[[ EXERCISE INPUT, beginning ]]
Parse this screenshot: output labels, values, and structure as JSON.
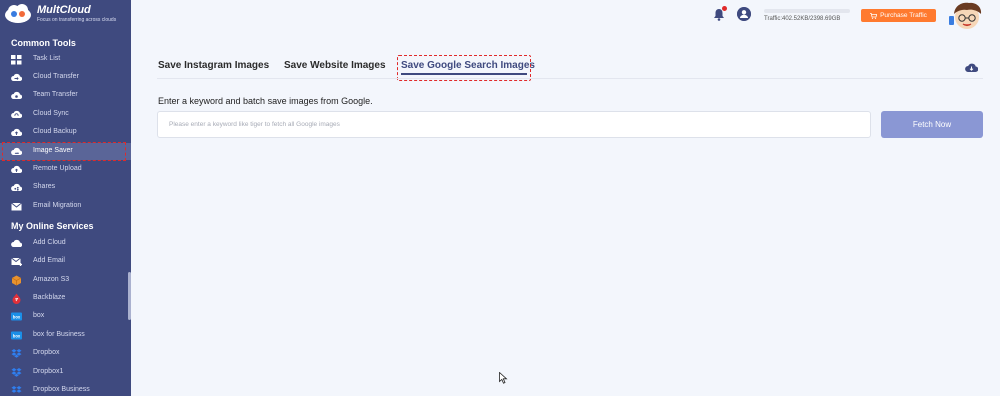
{
  "brand": {
    "name": "MultCloud",
    "tagline": "Focus on transferring across clouds"
  },
  "sidebar": {
    "section_tools": "Common Tools",
    "tools": [
      {
        "label": "Task List",
        "icon": "grid-icon"
      },
      {
        "label": "Cloud Transfer",
        "icon": "cloud-transfer-icon"
      },
      {
        "label": "Team Transfer",
        "icon": "team-transfer-icon"
      },
      {
        "label": "Cloud Sync",
        "icon": "cloud-sync-icon"
      },
      {
        "label": "Cloud Backup",
        "icon": "cloud-backup-icon"
      },
      {
        "label": "Image Saver",
        "icon": "image-saver-icon",
        "active": true
      },
      {
        "label": "Remote Upload",
        "icon": "remote-upload-icon"
      },
      {
        "label": "Shares",
        "icon": "shares-icon"
      },
      {
        "label": "Email Migration",
        "icon": "email-migration-icon"
      }
    ],
    "section_services": "My Online Services",
    "services": [
      {
        "label": "Add Cloud",
        "icon": "add-cloud-icon"
      },
      {
        "label": "Add Email",
        "icon": "add-email-icon"
      },
      {
        "label": "Amazon S3",
        "icon": "amazon-s3-icon"
      },
      {
        "label": "Backblaze",
        "icon": "backblaze-icon"
      },
      {
        "label": "box",
        "icon": "box-icon"
      },
      {
        "label": "box for Business",
        "icon": "box-business-icon"
      },
      {
        "label": "Dropbox",
        "icon": "dropbox-icon"
      },
      {
        "label": "Dropbox1",
        "icon": "dropbox-icon"
      },
      {
        "label": "Dropbox Business",
        "icon": "dropbox-business-icon"
      }
    ]
  },
  "topbar": {
    "traffic_text": "Traffic:402.52KB/2398.69GB",
    "traffic_used_fraction": 0.0,
    "purchase_label": "Purchase Traffic"
  },
  "tabs": [
    {
      "label": "Save Instagram Images"
    },
    {
      "label": "Save Website Images"
    },
    {
      "label": "Save Google Search Images",
      "active": true
    }
  ],
  "main": {
    "instruction": "Enter a keyword and batch save images from Google.",
    "input_placeholder": "Please enter a keyword like tiger to fetch all Google images",
    "input_value": "",
    "fetch_label": "Fetch Now"
  },
  "colors": {
    "sidebar_bg": "#3f4a7f",
    "accent": "#3f4a7f",
    "fetch_button": "#8a97d4",
    "purchase_button": "#ff7a2f",
    "highlight_outline": "#e02a2a"
  }
}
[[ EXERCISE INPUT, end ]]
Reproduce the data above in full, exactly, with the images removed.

Parse this screenshot: output labels, values, and structure as JSON.
{
  "brand": {
    "name": "MultCloud",
    "tagline": "Focus on transferring across clouds"
  },
  "sidebar": {
    "section_tools": "Common Tools",
    "tools": [
      {
        "label": "Task List",
        "icon": "grid-icon"
      },
      {
        "label": "Cloud Transfer",
        "icon": "cloud-transfer-icon"
      },
      {
        "label": "Team Transfer",
        "icon": "team-transfer-icon"
      },
      {
        "label": "Cloud Sync",
        "icon": "cloud-sync-icon"
      },
      {
        "label": "Cloud Backup",
        "icon": "cloud-backup-icon"
      },
      {
        "label": "Image Saver",
        "icon": "image-saver-icon",
        "active": true
      },
      {
        "label": "Remote Upload",
        "icon": "remote-upload-icon"
      },
      {
        "label": "Shares",
        "icon": "shares-icon"
      },
      {
        "label": "Email Migration",
        "icon": "email-migration-icon"
      }
    ],
    "section_services": "My Online Services",
    "services": [
      {
        "label": "Add Cloud",
        "icon": "add-cloud-icon"
      },
      {
        "label": "Add Email",
        "icon": "add-email-icon"
      },
      {
        "label": "Amazon S3",
        "icon": "amazon-s3-icon"
      },
      {
        "label": "Backblaze",
        "icon": "backblaze-icon"
      },
      {
        "label": "box",
        "icon": "box-icon"
      },
      {
        "label": "box for Business",
        "icon": "box-business-icon"
      },
      {
        "label": "Dropbox",
        "icon": "dropbox-icon"
      },
      {
        "label": "Dropbox1",
        "icon": "dropbox-icon"
      },
      {
        "label": "Dropbox Business",
        "icon": "dropbox-business-icon"
      }
    ]
  },
  "topbar": {
    "traffic_text": "Traffic:402.52KB/2398.69GB",
    "traffic_used_fraction": 0.0,
    "purchase_label": "Purchase Traffic"
  },
  "tabs": [
    {
      "label": "Save Instagram Images"
    },
    {
      "label": "Save Website Images"
    },
    {
      "label": "Save Google Search Images",
      "active": true
    }
  ],
  "main": {
    "instruction": "Enter a keyword and batch save images from Google.",
    "input_placeholder": "Please enter a keyword like tiger to fetch all Google images",
    "input_value": "",
    "fetch_label": "Fetch Now"
  },
  "colors": {
    "sidebar_bg": "#3f4a7f",
    "accent": "#3f4a7f",
    "fetch_button": "#8a97d4",
    "purchase_button": "#ff7a2f",
    "highlight_outline": "#e02a2a"
  }
}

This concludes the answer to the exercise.